> EXERCISE DESCRIPTION
Look for the word "title" in the material below, then report each line where it occurs.

☆ ☆ ☆ ☆ ☆

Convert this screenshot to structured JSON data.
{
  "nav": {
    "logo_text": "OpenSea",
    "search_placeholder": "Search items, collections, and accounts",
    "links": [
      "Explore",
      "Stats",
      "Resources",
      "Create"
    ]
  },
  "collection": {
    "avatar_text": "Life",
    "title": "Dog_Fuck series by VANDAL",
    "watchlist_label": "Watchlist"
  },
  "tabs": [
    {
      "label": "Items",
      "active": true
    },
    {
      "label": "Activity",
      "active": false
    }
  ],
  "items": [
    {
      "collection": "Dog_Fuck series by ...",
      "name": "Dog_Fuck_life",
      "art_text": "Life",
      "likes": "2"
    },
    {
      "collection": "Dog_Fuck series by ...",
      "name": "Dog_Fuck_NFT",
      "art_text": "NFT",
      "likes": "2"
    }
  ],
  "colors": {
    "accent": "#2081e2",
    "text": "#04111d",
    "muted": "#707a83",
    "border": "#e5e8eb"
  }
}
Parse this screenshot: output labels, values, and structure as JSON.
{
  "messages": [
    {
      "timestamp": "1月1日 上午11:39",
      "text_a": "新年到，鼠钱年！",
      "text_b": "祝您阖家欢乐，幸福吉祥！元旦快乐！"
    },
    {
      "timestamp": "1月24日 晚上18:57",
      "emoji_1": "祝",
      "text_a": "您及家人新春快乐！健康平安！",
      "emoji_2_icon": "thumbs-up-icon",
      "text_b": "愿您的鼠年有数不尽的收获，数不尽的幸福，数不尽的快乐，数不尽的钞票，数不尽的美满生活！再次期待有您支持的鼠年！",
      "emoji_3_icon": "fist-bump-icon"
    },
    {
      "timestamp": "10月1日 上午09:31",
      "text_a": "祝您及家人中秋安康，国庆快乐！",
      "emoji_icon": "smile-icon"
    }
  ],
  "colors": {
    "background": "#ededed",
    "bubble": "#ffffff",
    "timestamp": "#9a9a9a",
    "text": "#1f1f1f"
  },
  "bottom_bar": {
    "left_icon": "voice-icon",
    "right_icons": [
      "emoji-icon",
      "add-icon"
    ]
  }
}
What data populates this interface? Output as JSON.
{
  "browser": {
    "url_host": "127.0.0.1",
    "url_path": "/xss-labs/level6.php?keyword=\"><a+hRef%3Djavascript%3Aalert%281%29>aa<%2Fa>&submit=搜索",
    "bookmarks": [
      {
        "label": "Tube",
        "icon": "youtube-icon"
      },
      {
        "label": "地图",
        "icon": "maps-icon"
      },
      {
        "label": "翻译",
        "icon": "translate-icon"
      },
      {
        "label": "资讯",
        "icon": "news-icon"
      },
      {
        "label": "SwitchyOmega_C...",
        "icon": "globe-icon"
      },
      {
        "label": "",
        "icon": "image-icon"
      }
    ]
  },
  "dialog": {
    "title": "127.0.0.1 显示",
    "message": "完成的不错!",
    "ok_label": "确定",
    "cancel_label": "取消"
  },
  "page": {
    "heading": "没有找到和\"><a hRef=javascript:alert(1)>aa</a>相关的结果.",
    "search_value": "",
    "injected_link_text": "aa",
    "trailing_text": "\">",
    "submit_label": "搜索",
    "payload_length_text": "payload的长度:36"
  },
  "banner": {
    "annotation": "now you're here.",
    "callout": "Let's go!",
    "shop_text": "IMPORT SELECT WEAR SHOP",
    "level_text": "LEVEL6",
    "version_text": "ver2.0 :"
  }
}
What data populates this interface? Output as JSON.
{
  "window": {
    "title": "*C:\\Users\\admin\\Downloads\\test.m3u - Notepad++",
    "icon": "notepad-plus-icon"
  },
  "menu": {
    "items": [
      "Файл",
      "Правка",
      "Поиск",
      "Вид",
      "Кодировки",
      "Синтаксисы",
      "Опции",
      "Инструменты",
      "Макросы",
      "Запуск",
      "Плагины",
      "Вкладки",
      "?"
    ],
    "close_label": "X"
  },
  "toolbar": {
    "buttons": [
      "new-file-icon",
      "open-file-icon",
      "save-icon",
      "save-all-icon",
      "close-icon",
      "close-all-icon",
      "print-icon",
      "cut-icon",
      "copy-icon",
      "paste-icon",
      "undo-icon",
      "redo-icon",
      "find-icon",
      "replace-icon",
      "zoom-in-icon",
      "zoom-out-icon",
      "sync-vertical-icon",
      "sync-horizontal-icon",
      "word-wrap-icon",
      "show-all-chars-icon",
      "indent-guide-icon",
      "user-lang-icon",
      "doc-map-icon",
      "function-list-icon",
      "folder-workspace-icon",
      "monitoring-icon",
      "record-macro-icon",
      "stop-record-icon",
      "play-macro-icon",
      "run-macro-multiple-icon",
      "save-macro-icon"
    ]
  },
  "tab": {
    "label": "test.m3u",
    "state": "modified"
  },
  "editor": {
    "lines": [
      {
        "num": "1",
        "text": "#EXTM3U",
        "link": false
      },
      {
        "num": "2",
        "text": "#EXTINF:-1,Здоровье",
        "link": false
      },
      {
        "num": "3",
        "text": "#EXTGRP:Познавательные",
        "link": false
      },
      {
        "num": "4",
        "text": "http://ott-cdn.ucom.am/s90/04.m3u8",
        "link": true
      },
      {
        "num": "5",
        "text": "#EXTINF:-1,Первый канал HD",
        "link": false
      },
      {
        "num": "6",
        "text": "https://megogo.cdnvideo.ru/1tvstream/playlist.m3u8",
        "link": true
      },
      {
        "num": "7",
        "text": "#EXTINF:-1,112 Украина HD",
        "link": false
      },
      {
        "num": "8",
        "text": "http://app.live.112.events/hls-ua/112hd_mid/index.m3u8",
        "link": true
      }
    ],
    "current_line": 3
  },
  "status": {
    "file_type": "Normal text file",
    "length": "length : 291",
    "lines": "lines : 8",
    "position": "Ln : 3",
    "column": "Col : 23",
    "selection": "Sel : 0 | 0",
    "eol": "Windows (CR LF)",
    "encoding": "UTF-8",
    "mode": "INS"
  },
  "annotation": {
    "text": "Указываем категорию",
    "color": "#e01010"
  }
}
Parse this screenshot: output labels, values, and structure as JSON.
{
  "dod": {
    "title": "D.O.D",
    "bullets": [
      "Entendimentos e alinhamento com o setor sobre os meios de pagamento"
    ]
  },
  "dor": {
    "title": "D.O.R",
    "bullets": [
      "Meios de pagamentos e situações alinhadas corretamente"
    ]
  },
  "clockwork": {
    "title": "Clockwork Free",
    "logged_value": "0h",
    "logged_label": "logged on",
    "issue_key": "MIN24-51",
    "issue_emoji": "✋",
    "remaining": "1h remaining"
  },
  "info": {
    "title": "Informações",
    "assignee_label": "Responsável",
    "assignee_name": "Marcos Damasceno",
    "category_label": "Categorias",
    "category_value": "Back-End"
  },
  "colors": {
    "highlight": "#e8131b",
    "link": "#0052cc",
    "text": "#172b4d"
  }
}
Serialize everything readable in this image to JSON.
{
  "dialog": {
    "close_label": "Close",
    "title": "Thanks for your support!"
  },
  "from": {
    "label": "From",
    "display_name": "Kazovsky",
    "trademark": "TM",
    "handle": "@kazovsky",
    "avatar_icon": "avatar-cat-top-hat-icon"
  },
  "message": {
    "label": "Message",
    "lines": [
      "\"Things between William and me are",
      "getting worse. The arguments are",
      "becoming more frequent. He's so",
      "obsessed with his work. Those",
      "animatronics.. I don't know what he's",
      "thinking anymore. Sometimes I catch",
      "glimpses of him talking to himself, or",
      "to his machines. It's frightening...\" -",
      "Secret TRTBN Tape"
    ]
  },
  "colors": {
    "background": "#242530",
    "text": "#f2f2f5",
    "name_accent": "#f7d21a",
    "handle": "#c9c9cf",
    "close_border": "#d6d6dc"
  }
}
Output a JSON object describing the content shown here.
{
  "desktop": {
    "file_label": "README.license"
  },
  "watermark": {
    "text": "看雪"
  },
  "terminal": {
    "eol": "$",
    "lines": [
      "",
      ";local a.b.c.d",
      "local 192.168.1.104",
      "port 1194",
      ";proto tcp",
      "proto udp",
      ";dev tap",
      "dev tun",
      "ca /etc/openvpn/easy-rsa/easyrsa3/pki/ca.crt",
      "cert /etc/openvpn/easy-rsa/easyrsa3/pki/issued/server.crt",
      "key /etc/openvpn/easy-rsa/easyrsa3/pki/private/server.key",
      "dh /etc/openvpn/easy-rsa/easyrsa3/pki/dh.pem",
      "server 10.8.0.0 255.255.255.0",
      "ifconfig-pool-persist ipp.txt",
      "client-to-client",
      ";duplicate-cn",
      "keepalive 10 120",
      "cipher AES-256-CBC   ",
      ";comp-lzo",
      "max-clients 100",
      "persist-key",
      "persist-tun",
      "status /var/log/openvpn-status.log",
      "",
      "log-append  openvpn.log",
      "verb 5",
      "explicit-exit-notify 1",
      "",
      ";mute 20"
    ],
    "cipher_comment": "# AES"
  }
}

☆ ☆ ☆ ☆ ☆

> OUTPUT BELOW
    "title": "Dog_Fuck series by VANDAL",
    "title": "127.0.0.1 显示",
    "title": "*C:\\Users\\admin\\Downloads\\test.m3u - Notepad++",
    "title": "D.O.D",
    "title": "D.O.R",
    "title": "Clockwork Free",
    "title": "Informações",
    "title": "Thanks for your support!"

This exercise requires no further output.